When asked by moderator Chris Wallace during the first presidential debate on Tuesday night whether he condemns white supremacy, Trump instead pivoted to directing the far-right hate group known as the “Proud Boys” to “stand back and stand by.” Following widespread backlash over his incendiary remark, the President attempted to walk back his remarks the next day by nonsensically claiming that he doesn’t know who the Proud Boys are.
In an interview published in The Atlantic on Thursday, McMaster said it was not an adequate response.
“No leader should encourage any group that is based on a narrow identity that aims to supersede our identity as Americans,” McMaster said, adding that “centripetal forces in our society” have now “created by this interaction of identity politics with racism and bigotry.”
After arguing that the country needs “leaders who can bring us back together and generate confidence in our identity as Americans and as human beings,” without directly mentioning Trump, McMaster was then asked whether white supremacist groups pose a national security threat to the country and if the President should be more direct in condemning them.
McMaster agreed, before echoing Fox and Friends host Brian Kilmeade’s sports analogy that Trump missed an easy opportunity in the debate.
“To use a sports analogy, condemning white supremacists should be a layup for any leader,” McMaster said. “What we’re undervaluing these days is the importance of bringing Americans back together to reinforce our common identity.”
McMaster went on to say he’s unsure why Trump failed to seize his chance to denounce white supremacists during the debate, and called it a “missed opportunity.”

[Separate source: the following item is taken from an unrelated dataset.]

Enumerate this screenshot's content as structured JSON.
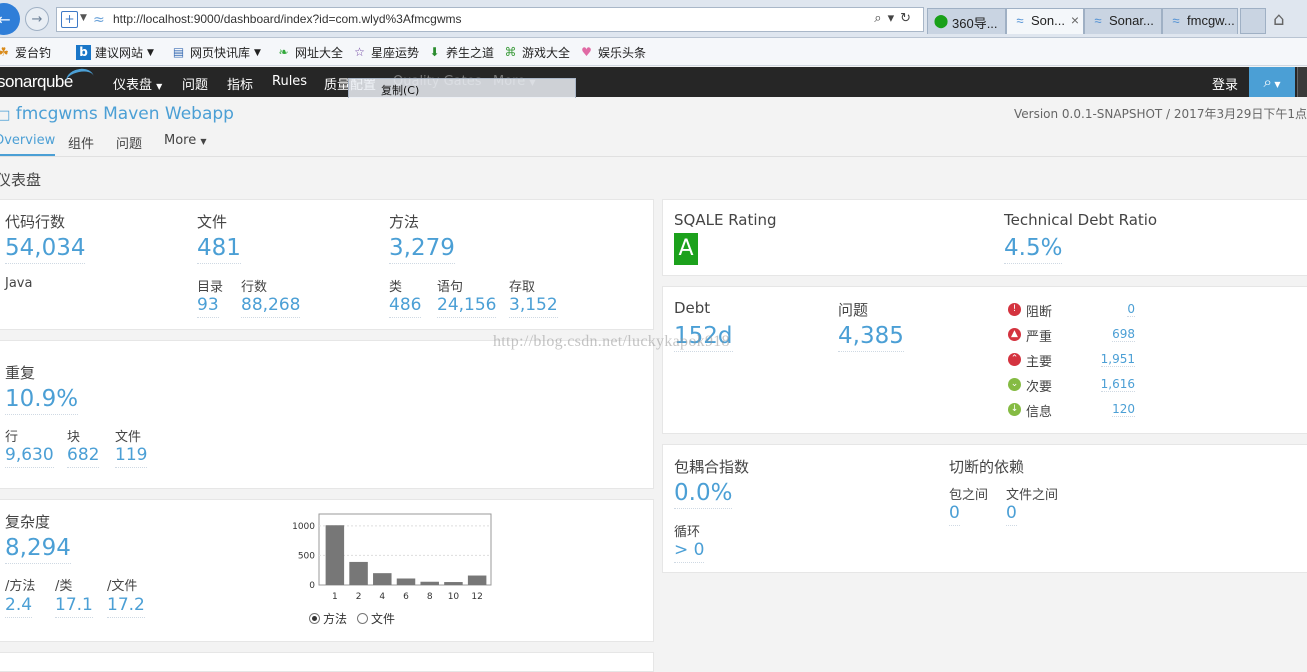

“It’s certainly a missed opportunity, but it also gives space to these groups that foment hatred and intolerance,” McMaster said. “And whenever you have a group at one end of the spectrum who define themselves in a particular way, you tend to get an equal and opposite reaction on the other end of the spectrum.”
Trump’s former national security adviser also slammed the President’s repeated interruptions throughout the debate as “a poor example of democracy internationally, but also within our own country.”